EXERCISE PROMPT: Scan the lines below for the word "JSON". Copy each line you find it in.

++++ ENTRIES PROVIDED ++++

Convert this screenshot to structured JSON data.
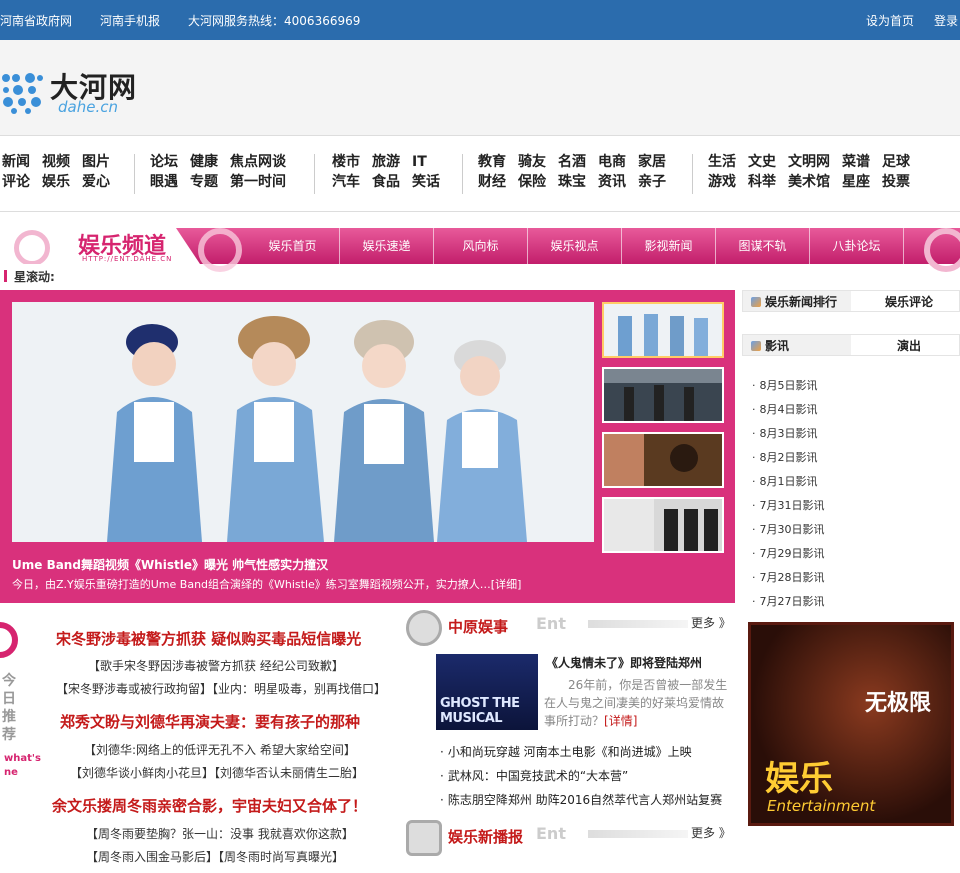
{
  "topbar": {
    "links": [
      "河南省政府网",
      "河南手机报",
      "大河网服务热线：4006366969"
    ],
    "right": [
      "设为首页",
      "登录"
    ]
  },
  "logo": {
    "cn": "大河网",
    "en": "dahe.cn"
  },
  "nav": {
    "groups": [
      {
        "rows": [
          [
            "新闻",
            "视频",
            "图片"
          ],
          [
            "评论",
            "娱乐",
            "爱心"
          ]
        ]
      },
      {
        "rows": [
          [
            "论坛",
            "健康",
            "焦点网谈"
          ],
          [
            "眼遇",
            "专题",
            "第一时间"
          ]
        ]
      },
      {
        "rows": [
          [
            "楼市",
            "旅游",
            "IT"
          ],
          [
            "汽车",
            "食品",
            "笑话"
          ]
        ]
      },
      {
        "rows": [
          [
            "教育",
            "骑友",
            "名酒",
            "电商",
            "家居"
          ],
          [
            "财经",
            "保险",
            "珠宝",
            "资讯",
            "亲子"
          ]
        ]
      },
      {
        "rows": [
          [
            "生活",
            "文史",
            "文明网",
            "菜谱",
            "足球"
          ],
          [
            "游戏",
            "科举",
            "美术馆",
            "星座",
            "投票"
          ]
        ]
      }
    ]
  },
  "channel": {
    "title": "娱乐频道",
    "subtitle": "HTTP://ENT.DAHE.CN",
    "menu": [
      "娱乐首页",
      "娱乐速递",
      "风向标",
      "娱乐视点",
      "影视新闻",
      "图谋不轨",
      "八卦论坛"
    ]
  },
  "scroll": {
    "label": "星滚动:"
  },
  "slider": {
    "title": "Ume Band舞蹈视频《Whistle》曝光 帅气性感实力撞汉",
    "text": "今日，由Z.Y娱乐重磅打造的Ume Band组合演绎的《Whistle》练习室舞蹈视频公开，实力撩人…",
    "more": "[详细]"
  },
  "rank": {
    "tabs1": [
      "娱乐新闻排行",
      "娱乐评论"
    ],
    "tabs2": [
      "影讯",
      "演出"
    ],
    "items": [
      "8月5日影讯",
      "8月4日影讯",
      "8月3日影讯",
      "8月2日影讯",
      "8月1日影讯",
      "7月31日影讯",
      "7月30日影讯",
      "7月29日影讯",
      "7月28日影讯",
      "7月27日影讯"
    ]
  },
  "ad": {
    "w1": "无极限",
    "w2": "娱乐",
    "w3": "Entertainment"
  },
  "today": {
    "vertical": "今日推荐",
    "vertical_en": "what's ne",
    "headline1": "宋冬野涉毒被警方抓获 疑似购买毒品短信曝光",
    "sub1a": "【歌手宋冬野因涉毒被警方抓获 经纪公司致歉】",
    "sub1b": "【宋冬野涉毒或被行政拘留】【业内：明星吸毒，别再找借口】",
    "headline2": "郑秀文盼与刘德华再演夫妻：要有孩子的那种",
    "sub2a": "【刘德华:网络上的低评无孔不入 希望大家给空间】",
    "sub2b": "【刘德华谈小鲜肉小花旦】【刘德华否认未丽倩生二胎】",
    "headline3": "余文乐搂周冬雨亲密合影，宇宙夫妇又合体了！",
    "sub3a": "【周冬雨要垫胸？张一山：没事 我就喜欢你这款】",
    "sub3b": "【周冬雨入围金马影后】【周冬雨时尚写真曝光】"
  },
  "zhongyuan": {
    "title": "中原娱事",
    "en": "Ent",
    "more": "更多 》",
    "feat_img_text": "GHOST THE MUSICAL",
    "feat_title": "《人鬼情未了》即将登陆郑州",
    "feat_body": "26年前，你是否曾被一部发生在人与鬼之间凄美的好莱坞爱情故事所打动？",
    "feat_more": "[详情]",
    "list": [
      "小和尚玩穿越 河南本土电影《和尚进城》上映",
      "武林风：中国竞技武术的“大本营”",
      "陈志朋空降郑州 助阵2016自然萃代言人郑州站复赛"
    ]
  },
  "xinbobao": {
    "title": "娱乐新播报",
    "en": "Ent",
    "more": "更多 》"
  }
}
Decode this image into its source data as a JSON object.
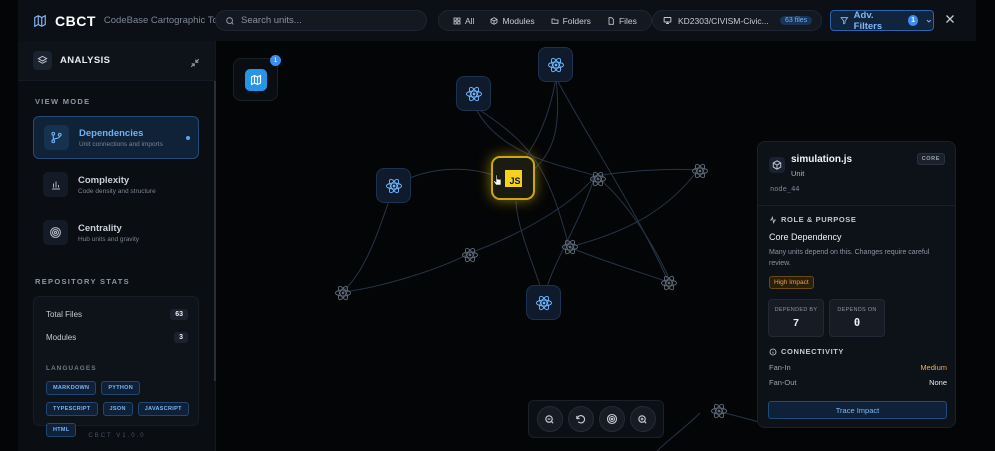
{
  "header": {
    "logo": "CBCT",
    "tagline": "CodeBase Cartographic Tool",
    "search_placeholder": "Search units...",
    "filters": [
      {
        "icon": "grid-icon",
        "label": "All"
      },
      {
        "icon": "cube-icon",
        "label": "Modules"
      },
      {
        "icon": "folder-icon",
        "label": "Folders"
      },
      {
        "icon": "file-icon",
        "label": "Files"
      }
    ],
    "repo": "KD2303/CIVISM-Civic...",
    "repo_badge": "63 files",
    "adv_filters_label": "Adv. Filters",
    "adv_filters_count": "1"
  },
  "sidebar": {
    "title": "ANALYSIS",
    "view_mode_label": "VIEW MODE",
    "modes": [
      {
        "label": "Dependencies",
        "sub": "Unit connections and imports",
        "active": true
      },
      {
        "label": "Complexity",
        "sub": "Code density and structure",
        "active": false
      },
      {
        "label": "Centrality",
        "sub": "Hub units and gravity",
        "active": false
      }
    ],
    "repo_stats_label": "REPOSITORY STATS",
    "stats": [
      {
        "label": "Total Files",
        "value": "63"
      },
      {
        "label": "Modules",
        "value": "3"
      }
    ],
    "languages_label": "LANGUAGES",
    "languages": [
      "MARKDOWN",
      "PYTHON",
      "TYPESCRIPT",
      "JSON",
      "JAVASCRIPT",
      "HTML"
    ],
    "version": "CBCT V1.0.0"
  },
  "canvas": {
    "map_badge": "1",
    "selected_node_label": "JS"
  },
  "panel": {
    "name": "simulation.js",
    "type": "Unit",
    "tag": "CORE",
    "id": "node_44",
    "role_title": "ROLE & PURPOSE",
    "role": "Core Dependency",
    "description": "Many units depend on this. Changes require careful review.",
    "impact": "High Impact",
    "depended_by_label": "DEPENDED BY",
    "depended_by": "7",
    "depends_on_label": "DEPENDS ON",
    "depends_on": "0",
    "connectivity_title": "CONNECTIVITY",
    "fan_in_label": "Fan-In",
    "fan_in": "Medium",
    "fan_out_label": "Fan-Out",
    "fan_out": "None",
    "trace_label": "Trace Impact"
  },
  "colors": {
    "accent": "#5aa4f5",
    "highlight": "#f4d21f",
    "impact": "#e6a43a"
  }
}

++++
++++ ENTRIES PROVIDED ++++

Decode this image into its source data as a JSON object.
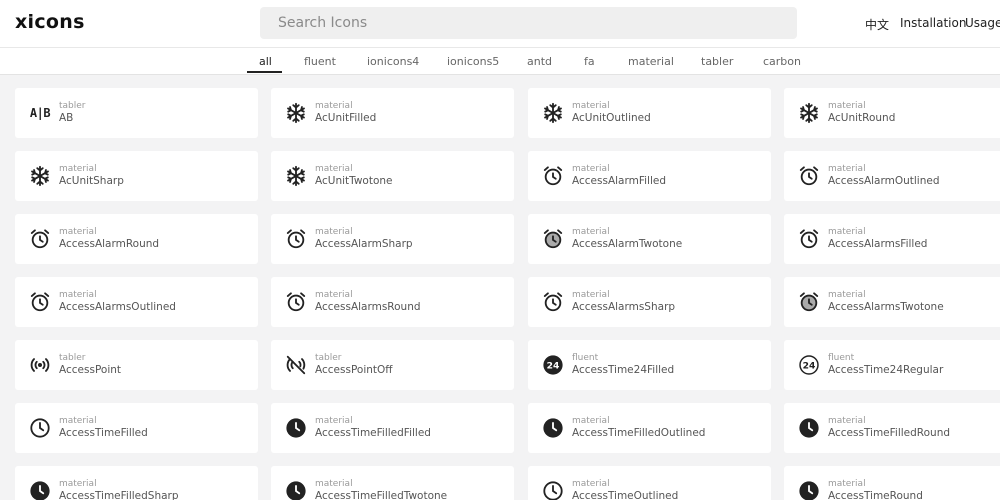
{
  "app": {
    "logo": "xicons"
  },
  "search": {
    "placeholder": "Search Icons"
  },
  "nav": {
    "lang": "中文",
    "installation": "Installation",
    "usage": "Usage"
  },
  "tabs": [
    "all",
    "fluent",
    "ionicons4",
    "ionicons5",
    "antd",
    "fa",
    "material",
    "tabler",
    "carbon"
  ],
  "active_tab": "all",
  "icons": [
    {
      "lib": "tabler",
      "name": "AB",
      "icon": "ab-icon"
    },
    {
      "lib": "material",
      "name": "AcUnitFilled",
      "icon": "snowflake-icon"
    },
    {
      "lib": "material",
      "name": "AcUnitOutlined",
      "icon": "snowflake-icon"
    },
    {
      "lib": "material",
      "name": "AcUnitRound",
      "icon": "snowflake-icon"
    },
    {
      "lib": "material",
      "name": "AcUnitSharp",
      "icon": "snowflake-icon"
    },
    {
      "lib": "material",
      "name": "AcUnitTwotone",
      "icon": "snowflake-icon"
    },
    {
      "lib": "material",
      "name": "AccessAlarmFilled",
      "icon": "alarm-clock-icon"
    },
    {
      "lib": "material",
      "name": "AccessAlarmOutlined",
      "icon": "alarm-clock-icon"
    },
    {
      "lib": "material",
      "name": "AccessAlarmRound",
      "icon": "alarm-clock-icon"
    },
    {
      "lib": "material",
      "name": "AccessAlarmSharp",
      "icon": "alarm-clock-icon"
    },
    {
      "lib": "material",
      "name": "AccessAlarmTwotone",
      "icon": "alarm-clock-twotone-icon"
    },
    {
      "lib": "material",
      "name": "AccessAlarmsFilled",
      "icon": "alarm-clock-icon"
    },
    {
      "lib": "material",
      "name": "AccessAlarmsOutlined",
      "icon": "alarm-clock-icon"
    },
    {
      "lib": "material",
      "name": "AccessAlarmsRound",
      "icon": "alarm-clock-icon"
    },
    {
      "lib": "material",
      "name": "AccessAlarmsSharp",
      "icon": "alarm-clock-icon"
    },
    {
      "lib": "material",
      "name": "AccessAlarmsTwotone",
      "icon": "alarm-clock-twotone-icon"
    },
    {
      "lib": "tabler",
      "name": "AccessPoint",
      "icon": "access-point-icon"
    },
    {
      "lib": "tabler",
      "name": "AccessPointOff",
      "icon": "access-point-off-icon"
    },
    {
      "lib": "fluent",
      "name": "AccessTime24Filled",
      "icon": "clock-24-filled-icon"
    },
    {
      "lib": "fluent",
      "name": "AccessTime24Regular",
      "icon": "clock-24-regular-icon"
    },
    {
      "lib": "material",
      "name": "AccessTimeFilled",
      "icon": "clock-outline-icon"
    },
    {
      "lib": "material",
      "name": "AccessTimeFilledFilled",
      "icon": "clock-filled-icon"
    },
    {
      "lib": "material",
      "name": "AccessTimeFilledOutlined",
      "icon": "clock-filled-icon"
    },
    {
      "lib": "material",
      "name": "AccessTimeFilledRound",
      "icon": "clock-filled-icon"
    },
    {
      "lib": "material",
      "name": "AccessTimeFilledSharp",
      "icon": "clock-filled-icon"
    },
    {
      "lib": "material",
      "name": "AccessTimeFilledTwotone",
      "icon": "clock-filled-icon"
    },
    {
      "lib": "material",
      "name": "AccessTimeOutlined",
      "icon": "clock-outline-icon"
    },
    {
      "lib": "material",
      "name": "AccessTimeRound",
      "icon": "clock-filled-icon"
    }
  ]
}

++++

REPLY TO THE EXERCISE:
Convert this screenshot to structured JSON data.
Decode this image into its source data as a JSON object.
      "JSON",
Decode this image into its source data as a JSON object.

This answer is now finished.